Collected data entries

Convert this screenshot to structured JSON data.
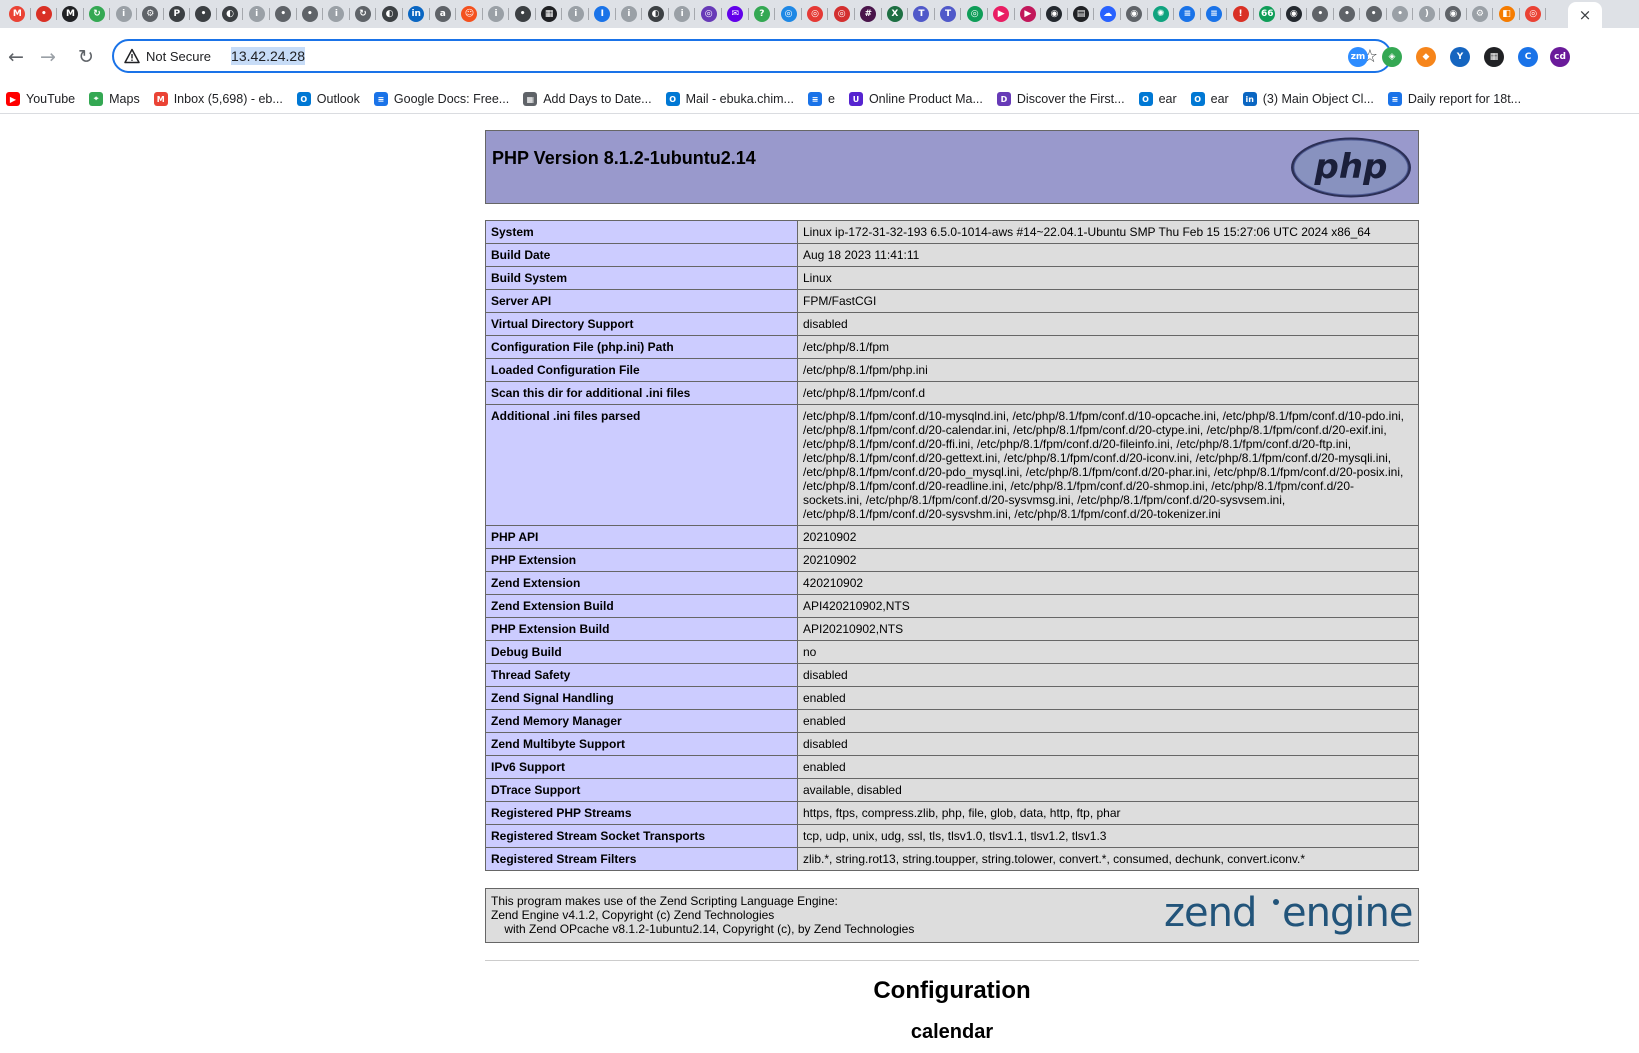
{
  "browser": {
    "tab_favicons": [
      {
        "name": "gmail-icon",
        "color": "#ea4335",
        "glyph": "M"
      },
      {
        "name": "red-circle-icon",
        "color": "#d93025",
        "glyph": "•"
      },
      {
        "name": "site-icon",
        "color": "#202124",
        "glyph": "M"
      },
      {
        "name": "refresh-site-icon",
        "color": "#34a853",
        "glyph": "↻"
      },
      {
        "name": "info-icon",
        "color": "#9aa0a6",
        "glyph": "i"
      },
      {
        "name": "settings-site-icon",
        "color": "#5f6368",
        "glyph": "⚙"
      },
      {
        "name": "p-site-icon",
        "color": "#3c4043",
        "glyph": "P"
      },
      {
        "name": "dark-site-icon",
        "color": "#3c4043",
        "glyph": "•"
      },
      {
        "name": "globe-icon",
        "color": "#3c4043",
        "glyph": "◐"
      },
      {
        "name": "info-icon",
        "color": "#9aa0a6",
        "glyph": "i"
      },
      {
        "name": "dark-site-icon",
        "color": "#5f6368",
        "glyph": "•"
      },
      {
        "name": "dark-site-icon",
        "color": "#5f6368",
        "glyph": "•"
      },
      {
        "name": "info-icon",
        "color": "#9aa0a6",
        "glyph": "i"
      },
      {
        "name": "refresh-site-icon",
        "color": "#5f6368",
        "glyph": "↻"
      },
      {
        "name": "globe-icon",
        "color": "#3c4043",
        "glyph": "◐"
      },
      {
        "name": "linkedin-icon",
        "color": "#0a66c2",
        "glyph": "in"
      },
      {
        "name": "lock-site-icon",
        "color": "#5f6368",
        "glyph": "a"
      },
      {
        "name": "face-icon",
        "color": "#f4511e",
        "glyph": "☺"
      },
      {
        "name": "info-icon",
        "color": "#9aa0a6",
        "glyph": "i"
      },
      {
        "name": "dark-site-icon",
        "color": "#3c4043",
        "glyph": "•"
      },
      {
        "name": "grid-site-icon",
        "color": "#202124",
        "glyph": "▦"
      },
      {
        "name": "info-icon",
        "color": "#9aa0a6",
        "glyph": "i"
      },
      {
        "name": "info-blue-icon",
        "color": "#1a73e8",
        "glyph": "I"
      },
      {
        "name": "info-icon",
        "color": "#9aa0a6",
        "glyph": "i"
      },
      {
        "name": "globe-icon",
        "color": "#3c4043",
        "glyph": "◐"
      },
      {
        "name": "info-icon",
        "color": "#9aa0a6",
        "glyph": "i"
      },
      {
        "name": "purple-site-icon",
        "color": "#673ab7",
        "glyph": "◎"
      },
      {
        "name": "mail-icon",
        "color": "#6200ea",
        "glyph": "✉"
      },
      {
        "name": "maps-site-icon",
        "color": "#34a853",
        "glyph": "?"
      },
      {
        "name": "blue-site-icon",
        "color": "#1e88e5",
        "glyph": "◎"
      },
      {
        "name": "red-site-icon",
        "color": "#e53935",
        "glyph": "◎"
      },
      {
        "name": "red-site-icon",
        "color": "#d32f2f",
        "glyph": "◎"
      },
      {
        "name": "slack-icon",
        "color": "#4a154b",
        "glyph": "#"
      },
      {
        "name": "excel-icon",
        "color": "#1d6f42",
        "glyph": "X"
      },
      {
        "name": "teams-icon",
        "color": "#5059c9",
        "glyph": "T"
      },
      {
        "name": "teams-icon",
        "color": "#5059c9",
        "glyph": "T"
      },
      {
        "name": "green-site-icon",
        "color": "#0f9d58",
        "glyph": "◎"
      },
      {
        "name": "play-icon",
        "color": "#e91e63",
        "glyph": "▶"
      },
      {
        "name": "play-icon",
        "color": "#c2185b",
        "glyph": "▶"
      },
      {
        "name": "github-icon",
        "color": "#24292f",
        "glyph": "◉"
      },
      {
        "name": "film-icon",
        "color": "#202124",
        "glyph": "▤"
      },
      {
        "name": "blue-cloud-icon",
        "color": "#2962ff",
        "glyph": "☁"
      },
      {
        "name": "github-icon",
        "color": "#5f6368",
        "glyph": "◉"
      },
      {
        "name": "chatgpt-icon",
        "color": "#10a37f",
        "glyph": "✺"
      },
      {
        "name": "docs-icon",
        "color": "#1a73e8",
        "glyph": "≡"
      },
      {
        "name": "docs-icon",
        "color": "#1a73e8",
        "glyph": "≡"
      },
      {
        "name": "alert-icon",
        "color": "#d93025",
        "glyph": "!"
      },
      {
        "name": "green-badge-icon",
        "color": "#0f9d58",
        "glyph": "66"
      },
      {
        "name": "github-icon",
        "color": "#24292f",
        "glyph": "◉"
      },
      {
        "name": "dark-site-icon",
        "color": "#5f6368",
        "glyph": "•"
      },
      {
        "name": "dark-site-icon",
        "color": "#5f6368",
        "glyph": "•"
      },
      {
        "name": "dark-site-icon",
        "color": "#5f6368",
        "glyph": "•"
      },
      {
        "name": "gray-site-icon",
        "color": "#9aa0a6",
        "glyph": "•"
      },
      {
        "name": "moon-icon",
        "color": "#9aa0a6",
        "glyph": ")"
      },
      {
        "name": "github-icon",
        "color": "#5f6368",
        "glyph": "◉"
      },
      {
        "name": "settings-site-icon",
        "color": "#9aa0a6",
        "glyph": "⚙"
      },
      {
        "name": "orange-site-icon",
        "color": "#f57c00",
        "glyph": "◧"
      },
      {
        "name": "red-site-icon",
        "color": "#ea4335",
        "glyph": "◎"
      }
    ],
    "active_tab_close": "×",
    "nav": {
      "back": "←",
      "forward": "→",
      "reload": "↻"
    },
    "omnibox": {
      "security_label": "Not Secure",
      "url": "13.42.24.28",
      "bookmark_star": "☆"
    },
    "extensions": [
      {
        "name": "zoom-extension-icon",
        "color": "#2d8cff",
        "glyph": "zm"
      },
      {
        "name": "green-extension-icon",
        "color": "#34a853",
        "glyph": "◈"
      },
      {
        "name": "metamask-extension-icon",
        "color": "#f6851b",
        "glyph": "◆"
      },
      {
        "name": "blue-v-extension-icon",
        "color": "#1565c0",
        "glyph": "Y"
      },
      {
        "name": "grid-extension-icon",
        "color": "#202124",
        "glyph": "▦"
      },
      {
        "name": "c-extension-icon",
        "color": "#1a73e8",
        "glyph": "C"
      },
      {
        "name": "purple-extension-icon",
        "color": "#6a1b9a",
        "glyph": "cd"
      }
    ],
    "bookmarks": [
      {
        "name": "youtube-icon",
        "color": "#ff0000",
        "glyph": "▶",
        "label": "YouTube"
      },
      {
        "name": "maps-icon",
        "color": "#34a853",
        "glyph": "⌖",
        "label": "Maps"
      },
      {
        "name": "gmail-icon",
        "color": "#ea4335",
        "glyph": "M",
        "label": "Inbox (5,698) - eb..."
      },
      {
        "name": "outlook-icon",
        "color": "#0078d4",
        "glyph": "O",
        "label": "Outlook"
      },
      {
        "name": "docs-icon",
        "color": "#1a73e8",
        "glyph": "≡",
        "label": "Google Docs: Free..."
      },
      {
        "name": "calendar-grid-icon",
        "color": "#5f6368",
        "glyph": "▦",
        "label": "Add Days to Date..."
      },
      {
        "name": "outlook-icon",
        "color": "#0078d4",
        "glyph": "O",
        "label": "Mail - ebuka.chim..."
      },
      {
        "name": "docs-icon",
        "color": "#1a73e8",
        "glyph": "≡",
        "label": "e"
      },
      {
        "name": "udemy-icon",
        "color": "#5624d0",
        "glyph": "U",
        "label": "Online Product Ma..."
      },
      {
        "name": "discover-icon",
        "color": "#673ab7",
        "glyph": "D",
        "label": "Discover the First..."
      },
      {
        "name": "outlook-icon",
        "color": "#0078d4",
        "glyph": "O",
        "label": "ear"
      },
      {
        "name": "outlook-icon",
        "color": "#0078d4",
        "glyph": "O",
        "label": "ear"
      },
      {
        "name": "linkedin-icon",
        "color": "#0a66c2",
        "glyph": "in",
        "label": "(3) Main Object Cl..."
      },
      {
        "name": "docs-icon",
        "color": "#1a73e8",
        "glyph": "≡",
        "label": "Daily report for 18t..."
      }
    ]
  },
  "phpinfo": {
    "title": "PHP Version 8.1.2-1ubuntu2.14",
    "logo_text": "php",
    "rows": [
      {
        "key": "System",
        "value": "Linux ip-172-31-32-193 6.5.0-1014-aws #14~22.04.1-Ubuntu SMP Thu Feb 15 15:27:06 UTC 2024 x86_64"
      },
      {
        "key": "Build Date",
        "value": "Aug 18 2023 11:41:11"
      },
      {
        "key": "Build System",
        "value": "Linux"
      },
      {
        "key": "Server API",
        "value": "FPM/FastCGI"
      },
      {
        "key": "Virtual Directory Support",
        "value": "disabled"
      },
      {
        "key": "Configuration File (php.ini) Path",
        "value": "/etc/php/8.1/fpm"
      },
      {
        "key": "Loaded Configuration File",
        "value": "/etc/php/8.1/fpm/php.ini"
      },
      {
        "key": "Scan this dir for additional .ini files",
        "value": "/etc/php/8.1/fpm/conf.d"
      },
      {
        "key": "Additional .ini files parsed",
        "value": "/etc/php/8.1/fpm/conf.d/10-mysqlnd.ini, /etc/php/8.1/fpm/conf.d/10-opcache.ini, /etc/php/8.1/fpm/conf.d/10-pdo.ini, /etc/php/8.1/fpm/conf.d/20-calendar.ini, /etc/php/8.1/fpm/conf.d/20-ctype.ini, /etc/php/8.1/fpm/conf.d/20-exif.ini, /etc/php/8.1/fpm/conf.d/20-ffi.ini, /etc/php/8.1/fpm/conf.d/20-fileinfo.ini, /etc/php/8.1/fpm/conf.d/20-ftp.ini, /etc/php/8.1/fpm/conf.d/20-gettext.ini, /etc/php/8.1/fpm/conf.d/20-iconv.ini, /etc/php/8.1/fpm/conf.d/20-mysqli.ini, /etc/php/8.1/fpm/conf.d/20-pdo_mysql.ini, /etc/php/8.1/fpm/conf.d/20-phar.ini, /etc/php/8.1/fpm/conf.d/20-posix.ini, /etc/php/8.1/fpm/conf.d/20-readline.ini, /etc/php/8.1/fpm/conf.d/20-shmop.ini, /etc/php/8.1/fpm/conf.d/20-sockets.ini, /etc/php/8.1/fpm/conf.d/20-sysvmsg.ini, /etc/php/8.1/fpm/conf.d/20-sysvsem.ini, /etc/php/8.1/fpm/conf.d/20-sysvshm.ini, /etc/php/8.1/fpm/conf.d/20-tokenizer.ini"
      },
      {
        "key": "PHP API",
        "value": "20210902"
      },
      {
        "key": "PHP Extension",
        "value": "20210902"
      },
      {
        "key": "Zend Extension",
        "value": "420210902"
      },
      {
        "key": "Zend Extension Build",
        "value": "API420210902,NTS"
      },
      {
        "key": "PHP Extension Build",
        "value": "API20210902,NTS"
      },
      {
        "key": "Debug Build",
        "value": "no"
      },
      {
        "key": "Thread Safety",
        "value": "disabled"
      },
      {
        "key": "Zend Signal Handling",
        "value": "enabled"
      },
      {
        "key": "Zend Memory Manager",
        "value": "enabled"
      },
      {
        "key": "Zend Multibyte Support",
        "value": "disabled"
      },
      {
        "key": "IPv6 Support",
        "value": "enabled"
      },
      {
        "key": "DTrace Support",
        "value": "available, disabled"
      },
      {
        "key": "Registered PHP Streams",
        "value": "https, ftps, compress.zlib, php, file, glob, data, http, ftp, phar"
      },
      {
        "key": "Registered Stream Socket Transports",
        "value": "tcp, udp, unix, udg, ssl, tls, tlsv1.0, tlsv1.1, tlsv1.2, tlsv1.3"
      },
      {
        "key": "Registered Stream Filters",
        "value": "zlib.*, string.rot13, string.toupper, string.tolower, convert.*, consumed, dechunk, convert.iconv.*"
      }
    ],
    "zend": {
      "line1": "This program makes use of the Zend Scripting Language Engine:",
      "line2": "Zend Engine v4.1.2, Copyright (c) Zend Technologies",
      "line3": "    with Zend OPcache v8.1.2-1ubuntu2.14, Copyright (c), by Zend Technologies",
      "logo_word1": "zend",
      "logo_word2": "engine"
    },
    "section_heading": "Configuration",
    "subsection_heading": "calendar"
  }
}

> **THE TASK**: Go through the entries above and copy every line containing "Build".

> **THE COMPLETED TASK**:
        "key": "Build Date",
        "key": "Build System",
        "key": "Zend Extension Build",
        "key": "PHP Extension Build",
        "key": "Debug Build",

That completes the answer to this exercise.